▶ [The task]: What you return must match the records exactly.

____

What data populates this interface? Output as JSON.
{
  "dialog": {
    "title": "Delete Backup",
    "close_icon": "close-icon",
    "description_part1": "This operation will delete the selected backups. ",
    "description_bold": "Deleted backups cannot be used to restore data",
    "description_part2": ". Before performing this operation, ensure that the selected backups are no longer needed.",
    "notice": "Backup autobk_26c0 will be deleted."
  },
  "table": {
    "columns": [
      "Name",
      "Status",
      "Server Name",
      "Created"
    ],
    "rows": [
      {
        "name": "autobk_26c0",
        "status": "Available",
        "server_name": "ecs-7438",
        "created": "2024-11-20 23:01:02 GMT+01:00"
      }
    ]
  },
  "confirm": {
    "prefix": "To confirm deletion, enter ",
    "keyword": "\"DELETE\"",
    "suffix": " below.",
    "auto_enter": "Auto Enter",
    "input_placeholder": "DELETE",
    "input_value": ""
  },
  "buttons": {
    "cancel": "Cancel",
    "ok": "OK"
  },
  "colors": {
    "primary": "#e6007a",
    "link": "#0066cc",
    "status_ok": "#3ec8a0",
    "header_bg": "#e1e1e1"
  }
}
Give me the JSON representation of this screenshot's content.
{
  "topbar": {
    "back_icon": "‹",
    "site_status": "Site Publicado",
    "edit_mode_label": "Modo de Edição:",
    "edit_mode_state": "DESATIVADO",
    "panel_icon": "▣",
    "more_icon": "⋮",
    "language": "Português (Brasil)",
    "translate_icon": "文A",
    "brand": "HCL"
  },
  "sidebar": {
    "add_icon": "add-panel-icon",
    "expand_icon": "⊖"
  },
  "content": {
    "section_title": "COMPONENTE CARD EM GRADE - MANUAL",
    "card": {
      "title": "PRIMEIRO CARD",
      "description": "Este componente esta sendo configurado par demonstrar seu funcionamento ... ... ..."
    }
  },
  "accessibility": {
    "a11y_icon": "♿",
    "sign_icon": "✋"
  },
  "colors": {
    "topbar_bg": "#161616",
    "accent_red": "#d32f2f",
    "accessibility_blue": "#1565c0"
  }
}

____

▶ [Response below]:
What data populates this interface? Output as JSON.
{
  "dialog": {
    "title": "Delete Backup",
    "close_icon": "close-icon",
    "description_part1": "This operation will delete the selected backups. ",
    "description_bold": "Deleted backups cannot be used to restore data",
    "description_part2": ". Before performing this operation, ensure that the selected backups are no longer needed.",
    "notice": "Backup autobk_26c0 will be deleted."
  },
  "table": {
    "columns": [
      "Name",
      "Status",
      "Server Name",
      "Created"
    ],
    "rows": [
      {
        "name": "autobk_26c0",
        "status": "Available",
        "server_name": "ecs-7438",
        "created": "2024-11-20 23:01:02 GMT+01:00"
      }
    ]
  },
  "confirm": {
    "prefix": "To confirm deletion, enter ",
    "keyword": "\"DELETE\"",
    "suffix": " below.",
    "auto_enter": "Auto Enter",
    "input_placeholder": "DELETE",
    "input_value": ""
  },
  "buttons": {
    "cancel": "Cancel",
    "ok": "OK"
  },
  "colors": {
    "primary": "#e6007a",
    "link": "#0066cc",
    "status_ok": "#3ec8a0",
    "header_bg": "#e1e1e1"
  }
}
Give me the JSON representation of this screenshot's content.
{
  "topbar": {
    "back_icon": "‹",
    "site_status": "Site Publicado",
    "edit_mode_label": "Modo de Edição:",
    "edit_mode_state": "DESATIVADO",
    "panel_icon": "▣",
    "more_icon": "⋮",
    "language": "Português (Brasil)",
    "translate_icon": "文A",
    "brand": "HCL"
  },
  "sidebar": {
    "add_icon": "add-panel-icon",
    "expand_icon": "⊖"
  },
  "content": {
    "section_title": "COMPONENTE CARD EM GRADE - MANUAL",
    "card": {
      "title": "PRIMEIRO CARD",
      "description": "Este componente esta sendo configurado par demonstrar seu funcionamento ... ... ..."
    }
  },
  "accessibility": {
    "a11y_icon": "♿",
    "sign_icon": "✋"
  },
  "colors": {
    "topbar_bg": "#161616",
    "accent_red": "#d32f2f",
    "accessibility_blue": "#1565c0"
  }
}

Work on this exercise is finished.